**Aim of the task:** If a line in the listing below includes the string "number", pull it out.

**Data in this exercise:**
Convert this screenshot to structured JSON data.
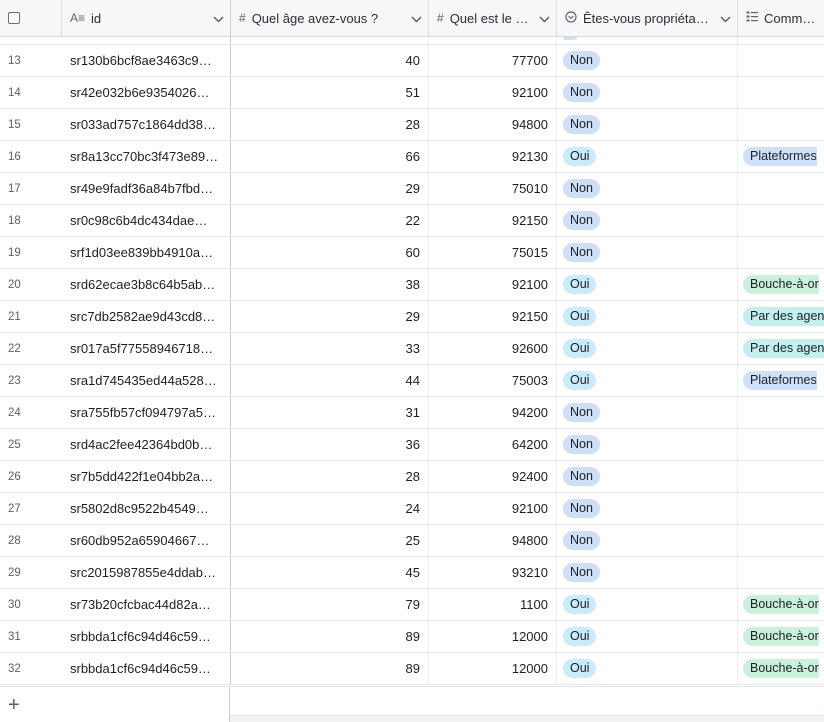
{
  "columns": {
    "id": "id",
    "age": "Quel âge avez-vous ?",
    "cp": "Quel est le …",
    "owner": "Êtes-vous propriéta…",
    "comment": "Comment"
  },
  "icons": {
    "id_type": "text-icon",
    "age_type": "number-icon",
    "cp_type": "number-icon",
    "owner_type": "single-select-icon",
    "comment_type": "multi-select-icon"
  },
  "rows": [
    {
      "n": "13",
      "id": "sr130b6bcf8ae3463c9…",
      "age": "40",
      "cp": "77700",
      "owner": "Non",
      "comment": ""
    },
    {
      "n": "14",
      "id": "sr42e032b6e9354026…",
      "age": "51",
      "cp": "92100",
      "owner": "Non",
      "comment": ""
    },
    {
      "n": "15",
      "id": "sr033ad757c1864dd38…",
      "age": "28",
      "cp": "94800",
      "owner": "Non",
      "comment": ""
    },
    {
      "n": "16",
      "id": "sr8a13cc70bc3f473e89…",
      "age": "66",
      "cp": "92130",
      "owner": "Oui",
      "comment": "Plateformes"
    },
    {
      "n": "17",
      "id": "sr49e9fadf36a84b7fbd…",
      "age": "29",
      "cp": "75010",
      "owner": "Non",
      "comment": ""
    },
    {
      "n": "18",
      "id": "sr0c98c6b4dc434dae…",
      "age": "22",
      "cp": "92150",
      "owner": "Non",
      "comment": ""
    },
    {
      "n": "19",
      "id": "srf1d03ee839bb4910a…",
      "age": "60",
      "cp": "75015",
      "owner": "Non",
      "comment": ""
    },
    {
      "n": "20",
      "id": "srd62ecae3b8c64b5ab…",
      "age": "38",
      "cp": "92100",
      "owner": "Oui",
      "comment": "Bouche-à-or"
    },
    {
      "n": "21",
      "id": "src7db2582ae9d43cd8…",
      "age": "29",
      "cp": "92150",
      "owner": "Oui",
      "comment": "Par des agen"
    },
    {
      "n": "22",
      "id": "sr017a5f77558946718…",
      "age": "33",
      "cp": "92600",
      "owner": "Oui",
      "comment": "Par des agen"
    },
    {
      "n": "23",
      "id": "sra1d745435ed44a528…",
      "age": "44",
      "cp": "75003",
      "owner": "Oui",
      "comment": "Plateformes"
    },
    {
      "n": "24",
      "id": "sra755fb57cf094797a5…",
      "age": "31",
      "cp": "94200",
      "owner": "Non",
      "comment": ""
    },
    {
      "n": "25",
      "id": "srd4ac2fee42364bd0b…",
      "age": "36",
      "cp": "64200",
      "owner": "Non",
      "comment": ""
    },
    {
      "n": "26",
      "id": "sr7b5dd422f1e04bb2a…",
      "age": "28",
      "cp": "92400",
      "owner": "Non",
      "comment": ""
    },
    {
      "n": "27",
      "id": "sr5802d8c9522b4549…",
      "age": "24",
      "cp": "92100",
      "owner": "Non",
      "comment": ""
    },
    {
      "n": "28",
      "id": "sr60db952a65904667…",
      "age": "25",
      "cp": "94800",
      "owner": "Non",
      "comment": ""
    },
    {
      "n": "29",
      "id": "src2015987855e4ddab…",
      "age": "45",
      "cp": "93210",
      "owner": "Non",
      "comment": ""
    },
    {
      "n": "30",
      "id": "sr73b20cfcbac44d82a…",
      "age": "79",
      "cp": "1100",
      "owner": "Oui",
      "comment": "Bouche-à-or"
    },
    {
      "n": "31",
      "id": "srbbda1cf6c94d46c59…",
      "age": "89",
      "cp": "12000",
      "owner": "Oui",
      "comment": "Bouche-à-or"
    },
    {
      "n": "32",
      "id": "srbbda1cf6c94d46c59…",
      "age": "89",
      "cp": "12000",
      "owner": "Oui",
      "comment": "Bouche-à-or"
    }
  ],
  "colors": {
    "non_pill": "#cfdff5",
    "oui_pill": "#c8ecfb",
    "bouche_pill": "#c8f2d9",
    "agen_pill": "#c2f0ee",
    "plateformes_pill": "#cfe0fb"
  },
  "footer": {
    "add_row": "+"
  }
}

**Result for this exercise:**
    "age_type": "number-icon",
    "cp_type": "number-icon",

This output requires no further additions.